The 2019 draft class features depth at running back and projects to produce solid players at that position in the middle rounds. Some of those running back prospects include Florida Atlantic's Devin Singletary, Iowa State's David Montgomery, Texas A&M's Trayveon Williams, Nebraska's Devine Ozigbo and Notre Dame's Dexter Williams. 

Some of those players figure to be gone when the Bears select at No. 87 overall in the third round, but all should fit in their scheme, which would provide Chicago with options. Montgomery, Ozigbo and Dexter Williams all have size to go along with speed and quickness, while Singletary and Trayveon Williams are smaller but play with strength and power.

Elsewhere, the Bears may need to be lucky to land a good cornerback. In most drafts, there are 12 to 15 cornerbacks selected in the first three rounds -- with the second and third rounds being particularly heavy at the position. At No. 87 overall, the Bears may be looking at their 10th- to 12th-rated cornerback.

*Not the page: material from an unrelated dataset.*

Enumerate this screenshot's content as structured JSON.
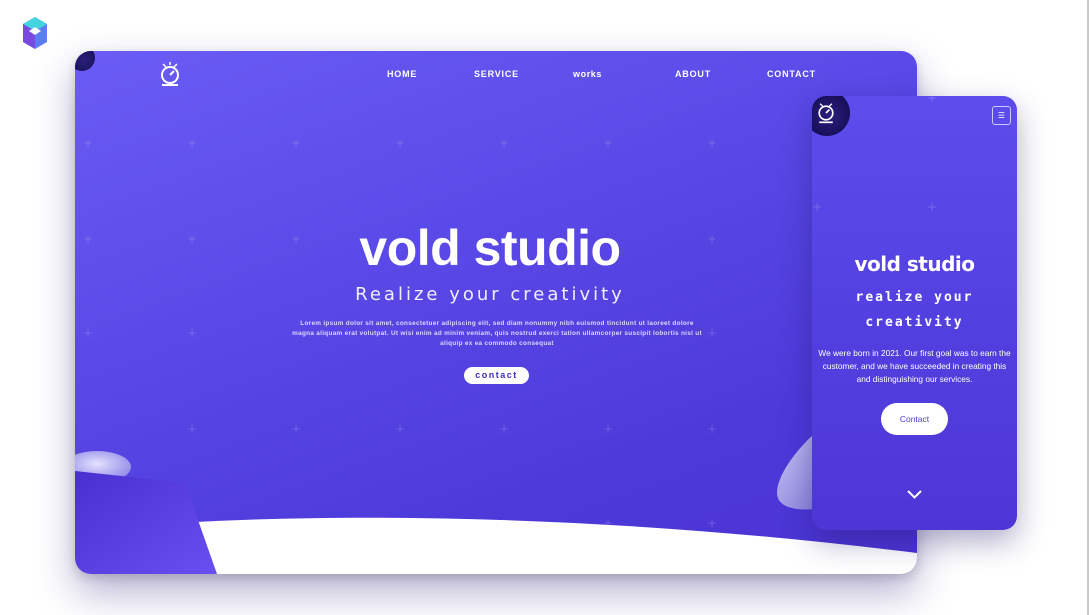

For that reason alone, I believe it's important for the Bears to retain Callahan in free agency. Slot corner is a position that can require a different skill set than an outside cornerback, as players need to be quick to match the sudden movements of slot receivers. Because they're closer to the trenches, they also need to be tough enough to play the run well -- so being a good, consistent tackler goes without saying. Not all cornerbacks who are good on the outside can shift and play well on the inside.

It may be difficult to find a player in this draft class who can replace Callahan. Some players who could perhaps fit the bill and also be available in the third or fourth round are Michigan's David Long, Iowa State's Brian Peavey and Central Michigan's Sean Bunting.

Looking at this draft class, it may be difficult to find a guy who can come in and replace Callahan. Some players who may fit the bill and could be available in the third or fourth round are David Long from Michigan, Brian Peavy from Iowa State and Sean Bunting form Central Michigan. All have the desired quickness to play slot cornerback. Long and Peavey are the best tacklers of those three.

Theoretically, it’s easier to find safeties than cornerbacks in the draft. Teams typically don't value the position as highly, so safeties in general aren't draft as highly as cornerbacks. The Bears symbolize that trend with their starting safety tandem, as they took Eddie Jackson in the fourth round in 2017 and Amos in the fifth round in 2015.

If the Bears lose Amos in free agency, they have two players on the current roster who could replace him. Deon Bush played well at free safety when he replaced the injured Jackson at the end of the 2018 season. I believe he's even better suited for strong safety, which makes him an ideal replacement for Amos.

DeAndre Houston-Carson is another replacement candidate. He was having a great camp last summer before he suffered a setback with a broken arm. He has better cover skills than Bush, particularly in man coverage.

If the Bears need to draft a safety on the third day, some names to keep an eye on are Kentucky's Mike Edwards, Maryland's Darnell Savage and Michigan State's Khari Willis. Edwards is more of a free safety type. Savage should be able to play either position, and Willis projects strictly as a strong safety.

Greg Gabriel is a former NFL talent evaluator who's an on-air contributor for 670 The Score. Follow him on Twitter @greggabe.​​​​